### TASK OBJECTIVE
All of the data, from the first line to the last, should be reproduced without alteration.

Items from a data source
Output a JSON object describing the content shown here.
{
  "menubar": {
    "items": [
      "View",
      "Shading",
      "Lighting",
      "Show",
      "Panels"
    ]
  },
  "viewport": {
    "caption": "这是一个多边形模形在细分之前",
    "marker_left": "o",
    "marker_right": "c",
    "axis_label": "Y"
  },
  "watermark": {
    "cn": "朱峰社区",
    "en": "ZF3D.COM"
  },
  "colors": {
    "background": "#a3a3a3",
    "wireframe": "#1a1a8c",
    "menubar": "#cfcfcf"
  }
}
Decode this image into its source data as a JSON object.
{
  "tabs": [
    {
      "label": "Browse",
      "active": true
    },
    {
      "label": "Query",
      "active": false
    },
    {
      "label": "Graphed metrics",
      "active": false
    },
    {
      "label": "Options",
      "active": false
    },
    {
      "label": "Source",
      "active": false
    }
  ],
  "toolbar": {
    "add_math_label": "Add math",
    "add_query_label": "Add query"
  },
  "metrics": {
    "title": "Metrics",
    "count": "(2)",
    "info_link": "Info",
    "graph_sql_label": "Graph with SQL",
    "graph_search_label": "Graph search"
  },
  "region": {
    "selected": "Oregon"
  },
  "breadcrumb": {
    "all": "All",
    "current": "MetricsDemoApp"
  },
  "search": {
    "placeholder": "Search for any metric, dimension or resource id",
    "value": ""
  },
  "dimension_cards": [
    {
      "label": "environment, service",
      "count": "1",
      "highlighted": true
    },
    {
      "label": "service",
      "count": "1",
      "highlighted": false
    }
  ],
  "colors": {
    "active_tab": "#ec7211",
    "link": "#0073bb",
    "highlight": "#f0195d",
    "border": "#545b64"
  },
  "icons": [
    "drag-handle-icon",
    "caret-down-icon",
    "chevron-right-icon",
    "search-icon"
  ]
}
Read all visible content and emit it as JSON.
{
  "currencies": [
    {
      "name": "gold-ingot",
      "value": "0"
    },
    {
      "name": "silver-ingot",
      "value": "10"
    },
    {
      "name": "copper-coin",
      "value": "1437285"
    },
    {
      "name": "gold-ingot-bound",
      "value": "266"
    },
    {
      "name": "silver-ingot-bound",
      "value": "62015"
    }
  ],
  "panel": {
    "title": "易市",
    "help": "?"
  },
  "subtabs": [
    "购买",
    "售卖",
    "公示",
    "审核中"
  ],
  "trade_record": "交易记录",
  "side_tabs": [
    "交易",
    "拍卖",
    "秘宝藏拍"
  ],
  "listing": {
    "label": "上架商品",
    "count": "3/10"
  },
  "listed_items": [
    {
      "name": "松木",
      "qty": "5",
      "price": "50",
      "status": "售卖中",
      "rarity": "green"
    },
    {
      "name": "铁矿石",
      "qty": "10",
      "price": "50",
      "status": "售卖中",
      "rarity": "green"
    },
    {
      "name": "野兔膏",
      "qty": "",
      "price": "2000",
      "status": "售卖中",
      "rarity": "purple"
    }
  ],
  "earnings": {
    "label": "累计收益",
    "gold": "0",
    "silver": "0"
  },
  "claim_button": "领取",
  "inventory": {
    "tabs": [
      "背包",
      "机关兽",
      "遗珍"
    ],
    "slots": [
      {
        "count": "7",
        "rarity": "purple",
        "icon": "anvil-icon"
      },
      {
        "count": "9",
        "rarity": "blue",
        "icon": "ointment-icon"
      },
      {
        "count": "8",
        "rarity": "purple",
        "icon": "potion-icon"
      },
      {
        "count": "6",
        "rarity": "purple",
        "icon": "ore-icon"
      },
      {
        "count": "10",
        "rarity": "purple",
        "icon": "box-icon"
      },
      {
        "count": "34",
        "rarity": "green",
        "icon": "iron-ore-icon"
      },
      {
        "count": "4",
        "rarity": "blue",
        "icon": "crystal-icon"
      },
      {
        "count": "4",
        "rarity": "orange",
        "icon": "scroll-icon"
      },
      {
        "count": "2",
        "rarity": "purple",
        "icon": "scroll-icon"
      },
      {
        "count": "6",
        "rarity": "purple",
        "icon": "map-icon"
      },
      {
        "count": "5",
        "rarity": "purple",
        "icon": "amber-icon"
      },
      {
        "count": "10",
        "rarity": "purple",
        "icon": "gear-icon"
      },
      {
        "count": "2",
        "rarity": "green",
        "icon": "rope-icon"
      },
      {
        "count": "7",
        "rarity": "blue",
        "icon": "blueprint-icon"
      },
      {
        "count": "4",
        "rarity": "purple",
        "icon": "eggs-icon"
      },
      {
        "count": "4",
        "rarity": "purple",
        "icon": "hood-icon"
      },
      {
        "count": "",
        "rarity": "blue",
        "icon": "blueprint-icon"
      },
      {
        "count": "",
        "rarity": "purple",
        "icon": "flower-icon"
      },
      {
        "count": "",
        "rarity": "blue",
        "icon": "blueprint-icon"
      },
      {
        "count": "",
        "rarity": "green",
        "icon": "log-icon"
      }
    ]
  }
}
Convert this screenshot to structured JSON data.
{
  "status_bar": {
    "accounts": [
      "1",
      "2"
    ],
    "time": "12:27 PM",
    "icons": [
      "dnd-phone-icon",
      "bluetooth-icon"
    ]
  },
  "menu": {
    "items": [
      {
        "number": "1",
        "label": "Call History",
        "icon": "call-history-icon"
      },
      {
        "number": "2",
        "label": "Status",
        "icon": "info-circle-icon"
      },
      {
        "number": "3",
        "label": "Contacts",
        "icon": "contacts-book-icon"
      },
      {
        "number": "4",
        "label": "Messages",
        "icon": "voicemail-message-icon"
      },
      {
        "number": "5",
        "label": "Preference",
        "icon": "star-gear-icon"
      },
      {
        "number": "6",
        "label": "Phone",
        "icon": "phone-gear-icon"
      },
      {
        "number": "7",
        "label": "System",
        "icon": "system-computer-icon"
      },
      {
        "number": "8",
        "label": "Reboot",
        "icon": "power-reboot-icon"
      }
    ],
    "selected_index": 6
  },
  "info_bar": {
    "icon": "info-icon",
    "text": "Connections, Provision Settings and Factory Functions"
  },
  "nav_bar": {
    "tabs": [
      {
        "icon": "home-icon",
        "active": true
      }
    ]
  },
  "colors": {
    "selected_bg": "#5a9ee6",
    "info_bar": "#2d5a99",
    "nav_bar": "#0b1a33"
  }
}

### TASK OUTPUT
Output a JSON object describing the content shown here.
{
  "menubar": {
    "items": [
      "View",
      "Shading",
      "Lighting",
      "Show",
      "Panels"
    ]
  },
  "viewport": {
    "caption": "这是一个多边形模形在细分之前",
    "marker_left": "o",
    "marker_right": "c",
    "axis_label": "Y"
  },
  "watermark": {
    "cn": "朱峰社区",
    "en": "ZF3D.COM"
  },
  "colors": {
    "background": "#a3a3a3",
    "wireframe": "#1a1a8c",
    "menubar": "#cfcfcf"
  }
}
Decode this image into its source data as a JSON object.
{
  "tabs": [
    {
      "label": "Browse",
      "active": true
    },
    {
      "label": "Query",
      "active": false
    },
    {
      "label": "Graphed metrics",
      "active": false
    },
    {
      "label": "Options",
      "active": false
    },
    {
      "label": "Source",
      "active": false
    }
  ],
  "toolbar": {
    "add_math_label": "Add math",
    "add_query_label": "Add query"
  },
  "metrics": {
    "title": "Metrics",
    "count": "(2)",
    "info_link": "Info",
    "graph_sql_label": "Graph with SQL",
    "graph_search_label": "Graph search"
  },
  "region": {
    "selected": "Oregon"
  },
  "breadcrumb": {
    "all": "All",
    "current": "MetricsDemoApp"
  },
  "search": {
    "placeholder": "Search for any metric, dimension or resource id",
    "value": ""
  },
  "dimension_cards": [
    {
      "label": "environment, service",
      "count": "1",
      "highlighted": true
    },
    {
      "label": "service",
      "count": "1",
      "highlighted": false
    }
  ],
  "colors": {
    "active_tab": "#ec7211",
    "link": "#0073bb",
    "highlight": "#f0195d",
    "border": "#545b64"
  },
  "icons": [
    "drag-handle-icon",
    "caret-down-icon",
    "chevron-right-icon",
    "search-icon"
  ]
}
Read all visible content and emit it as JSON.
{
  "currencies": [
    {
      "name": "gold-ingot",
      "value": "0"
    },
    {
      "name": "silver-ingot",
      "value": "10"
    },
    {
      "name": "copper-coin",
      "value": "1437285"
    },
    {
      "name": "gold-ingot-bound",
      "value": "266"
    },
    {
      "name": "silver-ingot-bound",
      "value": "62015"
    }
  ],
  "panel": {
    "title": "易市",
    "help": "?"
  },
  "subtabs": [
    "购买",
    "售卖",
    "公示",
    "审核中"
  ],
  "trade_record": "交易记录",
  "side_tabs": [
    "交易",
    "拍卖",
    "秘宝藏拍"
  ],
  "listing": {
    "label": "上架商品",
    "count": "3/10"
  },
  "listed_items": [
    {
      "name": "松木",
      "qty": "5",
      "price": "50",
      "status": "售卖中",
      "rarity": "green"
    },
    {
      "name": "铁矿石",
      "qty": "10",
      "price": "50",
      "status": "售卖中",
      "rarity": "green"
    },
    {
      "name": "野兔膏",
      "qty": "",
      "price": "2000",
      "status": "售卖中",
      "rarity": "purple"
    }
  ],
  "earnings": {
    "label": "累计收益",
    "gold": "0",
    "silver": "0"
  },
  "claim_button": "领取",
  "inventory": {
    "tabs": [
      "背包",
      "机关兽",
      "遗珍"
    ],
    "slots": [
      {
        "count": "7",
        "rarity": "purple",
        "icon": "anvil-icon"
      },
      {
        "count": "9",
        "rarity": "blue",
        "icon": "ointment-icon"
      },
      {
        "count": "8",
        "rarity": "purple",
        "icon": "potion-icon"
      },
      {
        "count": "6",
        "rarity": "purple",
        "icon": "ore-icon"
      },
      {
        "count": "10",
        "rarity": "purple",
        "icon": "box-icon"
      },
      {
        "count": "34",
        "rarity": "green",
        "icon": "iron-ore-icon"
      },
      {
        "count": "4",
        "rarity": "blue",
        "icon": "crystal-icon"
      },
      {
        "count": "4",
        "rarity": "orange",
        "icon": "scroll-icon"
      },
      {
        "count": "2",
        "rarity": "purple",
        "icon": "scroll-icon"
      },
      {
        "count": "6",
        "rarity": "purple",
        "icon": "map-icon"
      },
      {
        "count": "5",
        "rarity": "purple",
        "icon": "amber-icon"
      },
      {
        "count": "10",
        "rarity": "purple",
        "icon": "gear-icon"
      },
      {
        "count": "2",
        "rarity": "green",
        "icon": "rope-icon"
      },
      {
        "count": "7",
        "rarity": "blue",
        "icon": "blueprint-icon"
      },
      {
        "count": "4",
        "rarity": "purple",
        "icon": "eggs-icon"
      },
      {
        "count": "4",
        "rarity": "purple",
        "icon": "hood-icon"
      },
      {
        "count": "",
        "rarity": "blue",
        "icon": "blueprint-icon"
      },
      {
        "count": "",
        "rarity": "purple",
        "icon": "flower-icon"
      },
      {
        "count": "",
        "rarity": "blue",
        "icon": "blueprint-icon"
      },
      {
        "count": "",
        "rarity": "green",
        "icon": "log-icon"
      }
    ]
  }
}
Convert this screenshot to structured JSON data.
{
  "status_bar": {
    "accounts": [
      "1",
      "2"
    ],
    "time": "12:27 PM",
    "icons": [
      "dnd-phone-icon",
      "bluetooth-icon"
    ]
  },
  "menu": {
    "items": [
      {
        "number": "1",
        "label": "Call History",
        "icon": "call-history-icon"
      },
      {
        "number": "2",
        "label": "Status",
        "icon": "info-circle-icon"
      },
      {
        "number": "3",
        "label": "Contacts",
        "icon": "contacts-book-icon"
      },
      {
        "number": "4",
        "label": "Messages",
        "icon": "voicemail-message-icon"
      },
      {
        "number": "5",
        "label": "Preference",
        "icon": "star-gear-icon"
      },
      {
        "number": "6",
        "label": "Phone",
        "icon": "phone-gear-icon"
      },
      {
        "number": "7",
        "label": "System",
        "icon": "system-computer-icon"
      },
      {
        "number": "8",
        "label": "Reboot",
        "icon": "power-reboot-icon"
      }
    ],
    "selected_index": 6
  },
  "info_bar": {
    "icon": "info-icon",
    "text": "Connections, Provision Settings and Factory Functions"
  },
  "nav_bar": {
    "tabs": [
      {
        "icon": "home-icon",
        "active": true
      }
    ]
  },
  "colors": {
    "selected_bg": "#5a9ee6",
    "info_bar": "#2d5a99",
    "nav_bar": "#0b1a33"
  }
}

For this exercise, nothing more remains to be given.